I've been raving about the dish to him for ages. The table was set, Tim and I, mum and dad, babushka and uncle Valera were at the table, chattering away. When suddenly uncle Valera shouted: 'Look at the Englishman! He is spreading kholodets on a slice of toast!'

The hilarity! Needless to say, my husband did not like kholodets. He was trying to be polite and eat it in the least offensive way for his palette. Spreading it on a slice of bread seemed like a good idea,

I suspect, the majourity of you won't like it either. It's acquired taste. But if you are feeling adventurous...

Makes 14-16 portions

There is no point of making a small batch of it. It takes ages and keeps for long time. It's a winter festive dish, as people tend to set it on their balconies, which requires cold temperatures. You can set it in the fridge too. The dish is served cold with mustard and horse radish.
Russian horse radish is coloured with beetroot juice which gives it a slightly sweeter taste and that bright pink colour. (That red stuff on the photo is horseradish).


1-2 pork legs (yes, I am not kidding. Pork legs minus hooves, washed and scrubbed)
2kg beef shank with bone - the bone will help the aspic set.
1 small rooster - for some reason you really need a rooster and not a girl chicken - they are leaner and musclier, which is what we need.
2 carrots
1 onion with skin on
12-16 black peppercorns
1 heaped teaspoon of salt
Ground pepper
3-4 bay leaves
6-7 garlic cloves
Various large, deep serving dishes



Scrub and wash pork feet. They are a very important component of the dish - they provide gelatin for the stock and chewy texture for the final dish.
You will probably only get beef shanks already in pieces - make sure you keep the bone. Or ask your butcher for the bones separately.
Cut the rooster in large-ish pieces.
Wash all the meat nicely.

Cooking two stocks:

Now put all the meat in a pan, cover with water, bring to the boil and boil vigorously for 5 minutes. All the scum will raise to the surface.
After 5 minutes of boiling. Take the meat out. Discard the stock and wash the meat in fresh water again. Doing this will ensure that your second stock is clear, which is what you need.
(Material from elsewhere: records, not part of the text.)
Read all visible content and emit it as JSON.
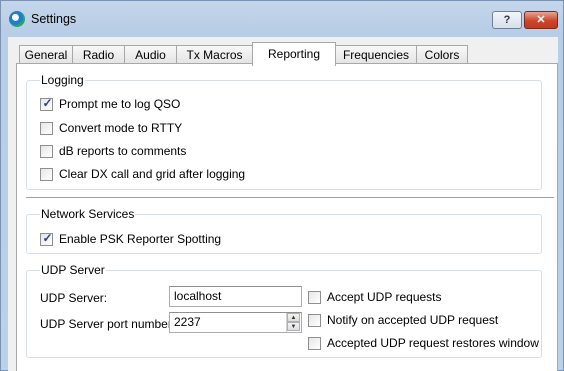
{
  "window": {
    "title": "Settings",
    "help_label": "?",
    "close_label": "✕"
  },
  "tabs": [
    {
      "label": "General",
      "active": false
    },
    {
      "label": "Radio",
      "active": false
    },
    {
      "label": "Audio",
      "active": false
    },
    {
      "label": "Tx Macros",
      "active": false
    },
    {
      "label": "Reporting",
      "active": true
    },
    {
      "label": "Frequencies",
      "active": false
    },
    {
      "label": "Colors",
      "active": false
    }
  ],
  "logging": {
    "title": "Logging",
    "items": [
      {
        "label": "Prompt me to log QSO",
        "checked": true
      },
      {
        "label": "Convert mode to RTTY",
        "checked": false
      },
      {
        "label": "dB reports to comments",
        "checked": false
      },
      {
        "label": "Clear DX call and grid after logging",
        "checked": false
      }
    ]
  },
  "network": {
    "title": "Network Services",
    "items": [
      {
        "label": "Enable PSK Reporter Spotting",
        "checked": true
      }
    ]
  },
  "udp": {
    "title": "UDP Server",
    "server_label": "UDP Server:",
    "server_value": "localhost",
    "port_label": "UDP Server port number:",
    "port_value": "2237",
    "spin_up": "▲",
    "spin_down": "▼",
    "items": [
      {
        "label": "Accept UDP requests",
        "checked": false
      },
      {
        "label": "Notify on accepted UDP request",
        "checked": false
      },
      {
        "label": "Accepted UDP request restores window",
        "checked": false
      }
    ]
  }
}
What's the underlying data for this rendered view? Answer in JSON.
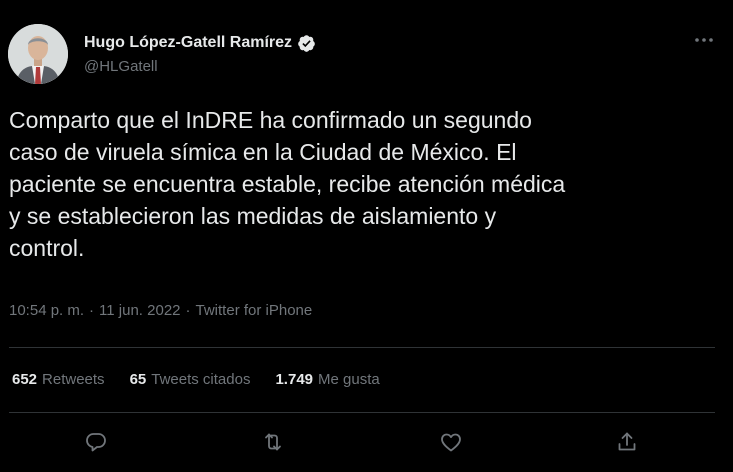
{
  "author": {
    "display_name": "Hugo López-Gatell Ramírez",
    "handle": "@HLGatell",
    "verified": true,
    "avatar_icon": "profile-photo"
  },
  "tweet": {
    "text_lines": [
      "Comparto que el InDRE ha confirmado un segundo",
      "caso de viruela símica en la Ciudad de México. El",
      "paciente se encuentra estable, recibe atención médica",
      "y se establecieron las medidas de aislamiento y",
      "control."
    ],
    "time": "10:54 p. m.",
    "date": "11 jun. 2022",
    "source": "Twitter for iPhone",
    "separator": "·"
  },
  "stats": {
    "retweets_count": "652",
    "retweets_label": "Retweets",
    "quotes_count": "65",
    "quotes_label": "Tweets citados",
    "likes_count": "1.749",
    "likes_label": "Me gusta"
  },
  "actions": [
    "reply-icon",
    "retweet-icon",
    "like-icon",
    "share-icon"
  ],
  "colors": {
    "background": "#000000",
    "text": "#e7e9ea",
    "secondary": "#71767b",
    "divider": "#2f3336"
  }
}
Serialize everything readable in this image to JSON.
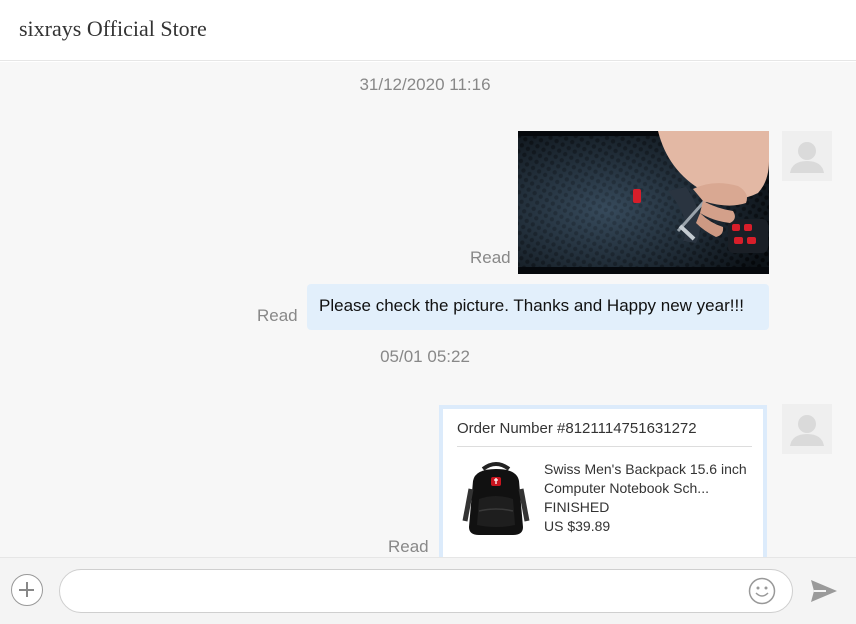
{
  "header": {
    "title": "sixrays Official Store"
  },
  "messages": {
    "timestamp_1": "31/12/2020 11:16",
    "image_read": "Read",
    "text_read": "Read",
    "text": "Please check the picture. Thanks and Happy new year!!!",
    "timestamp_2": "05/01 05:22",
    "order_read": "Read"
  },
  "order": {
    "number": "Order Number #8121114751631272",
    "product_name": "Swiss Men's Backpack 15.6 inch Computer Notebook Sch...",
    "status": "FINISHED",
    "price": "US $39.89"
  },
  "composer": {
    "placeholder": "",
    "value": ""
  },
  "icons": {
    "add": "plus-circle-icon",
    "emoji": "smiley-icon",
    "send": "send-arrow-icon",
    "avatar": "default-user-avatar"
  },
  "colors": {
    "bubble": "#e2effb",
    "card_border": "#dcebfb",
    "muted_text": "#888888"
  }
}
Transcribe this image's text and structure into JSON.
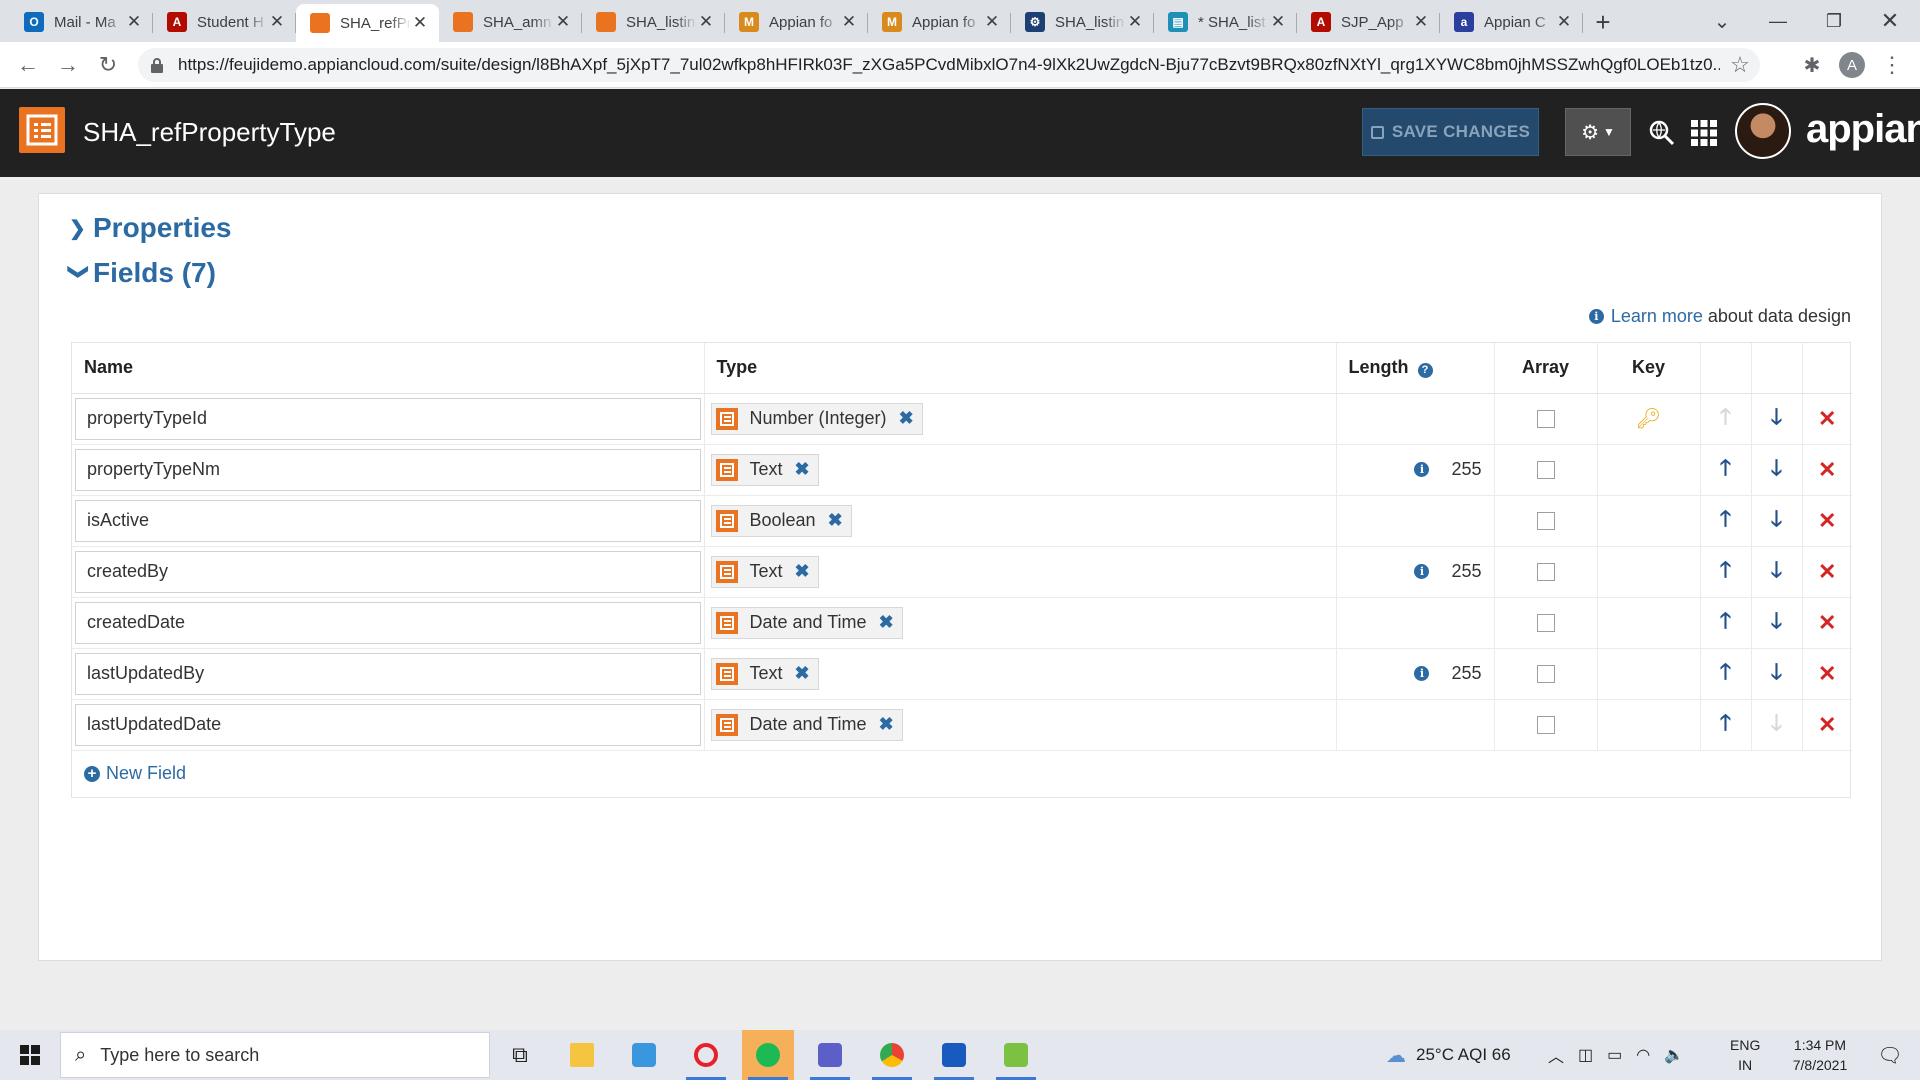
{
  "browser": {
    "tabs": [
      {
        "label": "Mail - Ma",
        "icon": "outlook-icon",
        "color": "#0f6cbd",
        "glyph": "O"
      },
      {
        "label": "Student H",
        "icon": "acrobat-icon",
        "color": "#b30b00",
        "glyph": "A"
      },
      {
        "label": "SHA_refPr",
        "icon": "appian-record-icon",
        "color": "#ea7321",
        "glyph": "",
        "active": true
      },
      {
        "label": "SHA_amn",
        "icon": "appian-record-icon",
        "color": "#ea7321",
        "glyph": ""
      },
      {
        "label": "SHA_listin",
        "icon": "appian-record-icon",
        "color": "#ea7321",
        "glyph": ""
      },
      {
        "label": "Appian fo",
        "icon": "pma-icon",
        "color": "#d88a1c",
        "glyph": "M"
      },
      {
        "label": "Appian fo",
        "icon": "pma-icon",
        "color": "#d88a1c",
        "glyph": "M"
      },
      {
        "label": "SHA_listin",
        "icon": "process-model-icon",
        "color": "#1d3f73",
        "glyph": "⚙"
      },
      {
        "label": "* SHA_list",
        "icon": "interface-icon",
        "color": "#1f8fb6",
        "glyph": "▤"
      },
      {
        "label": "SJP_App",
        "icon": "acrobat-icon",
        "color": "#b30b00",
        "glyph": "A"
      },
      {
        "label": "Appian C",
        "icon": "appian-community-icon",
        "color": "#2b3f9e",
        "glyph": "a"
      }
    ],
    "url": "https://feujidemo.appiancloud.com/suite/design/l8BhAXpf_5jXpT7_7ul02wfkp8hHFIRk03F_zXGa5PCvdMibxlO7n4-9lXk2UwZgdcN-Bju77cBzvt9BRQx80zfNXtYl_qrg1XYWC8bm0jhMSSZwhQgf0LOEb1tz0...",
    "profile_initial": "A"
  },
  "app": {
    "title": "SHA_refPropertyType",
    "save_label": "SAVE CHANGES",
    "brand": "appian"
  },
  "main": {
    "properties_label": "Properties",
    "fields_label": "Fields (7)",
    "learn_more_link": "Learn more",
    "learn_more_suffix": "about data design",
    "columns": {
      "name": "Name",
      "type": "Type",
      "length": "Length",
      "array": "Array",
      "key": "Key"
    },
    "fields": [
      {
        "name": "propertyTypeId",
        "type": "Number (Integer)",
        "length": "",
        "array": false,
        "key": true,
        "up_enabled": false,
        "down_enabled": true
      },
      {
        "name": "propertyTypeNm",
        "type": "Text",
        "length": "255",
        "array": false,
        "key": false,
        "up_enabled": true,
        "down_enabled": true
      },
      {
        "name": "isActive",
        "type": "Boolean",
        "length": "",
        "array": false,
        "key": false,
        "up_enabled": true,
        "down_enabled": true
      },
      {
        "name": "createdBy",
        "type": "Text",
        "length": "255",
        "array": false,
        "key": false,
        "up_enabled": true,
        "down_enabled": true
      },
      {
        "name": "createdDate",
        "type": "Date and Time",
        "length": "",
        "array": false,
        "key": false,
        "up_enabled": true,
        "down_enabled": true
      },
      {
        "name": "lastUpdatedBy",
        "type": "Text",
        "length": "255",
        "array": false,
        "key": false,
        "up_enabled": true,
        "down_enabled": true
      },
      {
        "name": "lastUpdatedDate",
        "type": "Date and Time",
        "length": "",
        "array": false,
        "key": false,
        "up_enabled": true,
        "down_enabled": false
      }
    ],
    "new_field_label": "New Field"
  },
  "taskbar": {
    "search_placeholder": "Type here to search",
    "weather": "25°C  AQI 66",
    "lang_top": "ENG",
    "lang_bottom": "IN",
    "time": "1:34 PM",
    "date": "7/8/2021"
  },
  "colors": {
    "appian_orange": "#ea7321",
    "header_bg": "#212121",
    "link_blue": "#2c6aa3",
    "save_bg": "#23496d",
    "delete_red": "#d42525",
    "key_yellow": "#e8a90c"
  }
}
Now put the washed meat into a large pan. Pork legs first, followed by the beef and the rooster.
Add one onion - quartered with skin on - and roughly chopped carrots.
Add the bay, peppercorns and salt.

I was surprised how little salt goes into the dish. Only one heaped teaspoon. Normally, Ukrainians and Russians love salty stuff. But it seems to work.

Cover generously with fresh water- it needs to cover the meat by at least 1-2 inches.
Bring to the boil, put on low heat, cover and cook for 6 hours.

Assembly and setting:

After 6 hours of cooking, the meat will be falling off the bones.
Take the meat out, leaving the veg and spices in the stock.
Put the stock through a fine sieve and set aside. Let it cool a little and skim as much fat off the top as you can.

When the meat cooled down, take all meat off the bones. Down to the tiniest bits. Make sure no bones are left.

Roughly chop the meat (including that gelatinous meat from the pork feet).  

Place the chopped meat 1 - 1.2 inches deep in the serving dishes. Spread it on the bottom so it covers it all. Pour the stock on top of it. Now crush garlic cloves and add to the stock - you will kind of need to sprinkle it all over. Sprinkle with the ground black pepper.

Leave kholodets in a cold place (in the fridge or on a cold balcony/conservatory) to set. Serve cold with mustard and horse radish, as part of a celebratory mezze.

This recipe is courtesy of my mummy. She has now truly taken the cooking baton from my babushka and her kholodets was every mouthful as good as granny's. I loved your kholodets!